 Speaking of hive beetle. I had a beekeeper that had his bees near a beekeeper that got his bees from Louisiana. The beekeeper had his hive infested with beetles from his neighbor. Small hive beetle can fly up to 20 miles. If a hive is weak it can be very susceptible to beetle activity. In this case, the beetles got so bad that his bees absconded.
 Once the ground temperature reach 54 degrees the beetles can no longer pupate in the soil. Refrigerator temperatures kills the beetle in all stages. Beetles can live in the bee cluster throughout the winter. Strong colonies of bees will keep the beetle in check.

Friday, August 28, 2015

Oxalic Acid

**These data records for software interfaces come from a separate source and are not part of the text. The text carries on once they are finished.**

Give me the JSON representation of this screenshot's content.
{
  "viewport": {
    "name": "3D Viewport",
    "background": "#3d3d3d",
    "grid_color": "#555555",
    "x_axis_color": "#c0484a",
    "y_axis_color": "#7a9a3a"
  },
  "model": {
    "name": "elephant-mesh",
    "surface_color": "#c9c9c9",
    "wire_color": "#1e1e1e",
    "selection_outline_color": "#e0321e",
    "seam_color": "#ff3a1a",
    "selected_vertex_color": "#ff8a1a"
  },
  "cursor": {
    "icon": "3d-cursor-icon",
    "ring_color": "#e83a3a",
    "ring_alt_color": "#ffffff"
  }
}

Oxalic Acid is a recently approved mite treatment for Varroa Destructor. Oxalic Acid is a late October mite treatment used when no brood is present in the hive.
The mite treatment calander goes like this:
 Treat for Varroa in August or early Sept. Use Miteaway Quick Strips, ApiGuard or ApiVar strips. These mite treatments have good results. Then in late October treat with Oxalic Acid. The late treatment will kill any mites that have reinfested the hive during the robbing period of September and early October. When bees try to rob honey during those times, mites can hop off the robber bees and then reinfest your treated colonies and you may get a high level of mites again.
 If you wait to treat past the August to early September treatment window the bees will be getting damaged by Varroa. The longer you wait to treat, the more damage Varroa does to the bees. Waiting to treat in October, your bees may be so far gone they will die over the course of the winter.
How to apply Oxalic Acid. This is a great article from Randy Oliver at his website: Oxalic Acid Dribble Method
 Randy's bees are in California so after reading his article you need to form your own conclusions of how effective it would be in northern climates.
 The dribble method may not be an option if it is cold in late October. You may not to want to get your bees wet.
The other method is the Vaporizer Method.

Nature's Nectar LLC does now carry the Varrox Vaporizers. The vaporizers are widely used in Europe. The following video is put out by the Varrox manufacturer. Double click on the video for full screen.

Varrox Vaporizer

Thursday, August 27, 2015

Joe Pye Weed

Joe Pye weed is blooming around the metro. A pollinator and honeybee favorite.
I have seen it blooming on the Brown Creek State Trail in Stillwater
Joe Pye Weed photo by D. Ulvenes

Sunday, August 23, 2015

Goldenrod the last flow?

Goldenrod is blooming around the metro area. I am not sure if there is a flow there or not. I see my bees have robbing behavior and not really on any Goldenrod. Robbing behavior happens when there is no nectar flow. Maybe as the week progresses the Goldenrod will still produce some nectar. Maybe the Goldenrod is producing nectar in your locale.
 You know if you are getting Goldenrod honey if the hive has an odor of wet sweat socks. The odor is temporary, as soon as the honey ripens the wet sweat sock odor goes away.
 This nectar flow is the last major flow of the season, The only other big possible flow a beekeeper may get is an uncut alfalfa field.